Fitting a Model to Observations
The key of ﬁtting is to numerically minimize the diﬀerence between the model predictions and observations by changing parameters of the models. This is often referred to as χ2 minimization. Minimization is an iterative process. You must 1. choose parameters, 2. calculate a result, 3. and compare that result with observations. 4. (repeat as necessary)

Error

Parameter

Error

Parameter

Error

Parameter

Error

Parameter

Simulated Annealing
The standard solution to ending up in a local minimum is to use a process called simulated annealing. • Mirrors process of annealing or controlled cooling to create crystals. • Although you tend to follow the gradient down and reduce error, you allow a probability of going upwards and increasing error. • As time goes on the probability of taking a step upwards decreases. • If probability is reduced at the right rate, you will end up in the global minimum.

Simulated Annealing

Error

Parameter

Diﬀerential Evolution
Simulated annealing requires careful control of the probability of an upward step during the simulation. Diﬀerential evolution (Storn & Price 1997) is self-regulating with fewer free parameters. • Start with a population of solutions. • Allow the solutions to vary by the diﬀerences between them (self-scaling). • Keep good solutions and throw out the bad solutions in each generation. • Repeat until you believe convergence is reached.

Diﬀerential Evolution

Error

Parameter

Diﬀerential Evolution

Error

Parameter

Diﬀerential Evolution

Error

Parameter

Diﬀerential Evolution

Error

Parameter

Diﬀerential Evolution

Error

Parameter

A Fit to Data: L1544

The Correct Solution
So far we have: • A model that is easy to calculate • A method for ﬁtting that model to data How do we know if our best ﬁt model is right?

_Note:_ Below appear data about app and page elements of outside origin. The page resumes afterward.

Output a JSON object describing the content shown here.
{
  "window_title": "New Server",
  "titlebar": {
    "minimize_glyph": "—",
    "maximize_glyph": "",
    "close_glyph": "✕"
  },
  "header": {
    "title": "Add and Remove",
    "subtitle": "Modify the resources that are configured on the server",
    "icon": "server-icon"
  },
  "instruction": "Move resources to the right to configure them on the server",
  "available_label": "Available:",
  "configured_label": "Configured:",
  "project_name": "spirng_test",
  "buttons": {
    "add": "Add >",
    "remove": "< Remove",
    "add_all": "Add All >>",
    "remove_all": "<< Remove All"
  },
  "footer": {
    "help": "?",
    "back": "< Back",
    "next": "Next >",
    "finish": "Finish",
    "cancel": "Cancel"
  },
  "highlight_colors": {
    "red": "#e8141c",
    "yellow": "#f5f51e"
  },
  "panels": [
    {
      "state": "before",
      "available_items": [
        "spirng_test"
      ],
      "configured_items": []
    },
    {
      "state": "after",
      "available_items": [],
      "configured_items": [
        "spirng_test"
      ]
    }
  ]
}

Is a model correct merely because it explains our observations? Not necessarily. We must continue to scrutinize it. Does our model reproduce the features of hydrodynamically simulated clouds?

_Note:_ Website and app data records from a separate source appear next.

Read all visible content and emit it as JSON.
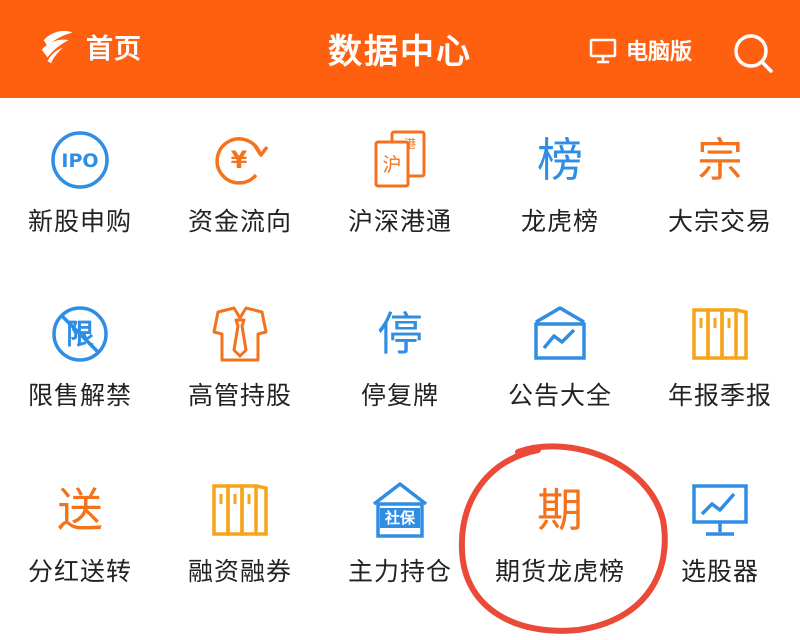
{
  "header": {
    "home_label": "首页",
    "title": "数据中心",
    "desktop_label": "电脑版",
    "bg_color": "#ff6010"
  },
  "grid": {
    "accent_blue": "#2f8ee4",
    "accent_orange": "#f4721c",
    "accent_yellow": "#f6a51b",
    "items": [
      {
        "label": "新股申购",
        "icon": "ipo-icon",
        "icon_text": "IPO"
      },
      {
        "label": "资金流向",
        "icon": "yuan-cycle-icon",
        "icon_text": "¥"
      },
      {
        "label": "沪深港通",
        "icon": "hk-connect-icon",
        "icon_text": "沪"
      },
      {
        "label": "龙虎榜",
        "icon": "bang-icon",
        "icon_text": "榜"
      },
      {
        "label": "大宗交易",
        "icon": "zong-icon",
        "icon_text": "宗"
      },
      {
        "label": "限售解禁",
        "icon": "restricted-icon",
        "icon_text": "限"
      },
      {
        "label": "高管持股",
        "icon": "executive-tie-icon"
      },
      {
        "label": "停复牌",
        "icon": "ting-icon",
        "icon_text": "停"
      },
      {
        "label": "公告大全",
        "icon": "announcement-chart-icon"
      },
      {
        "label": "年报季报",
        "icon": "binders-icon"
      },
      {
        "label": "分红送转",
        "icon": "song-icon",
        "icon_text": "送"
      },
      {
        "label": "融资融券",
        "icon": "binders-icon"
      },
      {
        "label": "主力持仓",
        "icon": "social-security-house-icon",
        "icon_text": "社保"
      },
      {
        "label": "期货龙虎榜",
        "icon": "qi-icon",
        "icon_text": "期"
      },
      {
        "label": "选股器",
        "icon": "monitor-chart-icon"
      }
    ]
  },
  "annotation": {
    "color": "#ea4a37"
  }
}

Simulated Fits

Actual Data
Since this model is easy to use and runs quickly (and I put the code online) observational astronomers have begun using this model to ﬁt their asymmetric line proﬁles and derive infall velocities and other physical parameters for their observations. The ﬁts are good, but do they really tell us anything about the physics of the cloud?
Williams, Lee, & Myers 2006

The Moral of the Story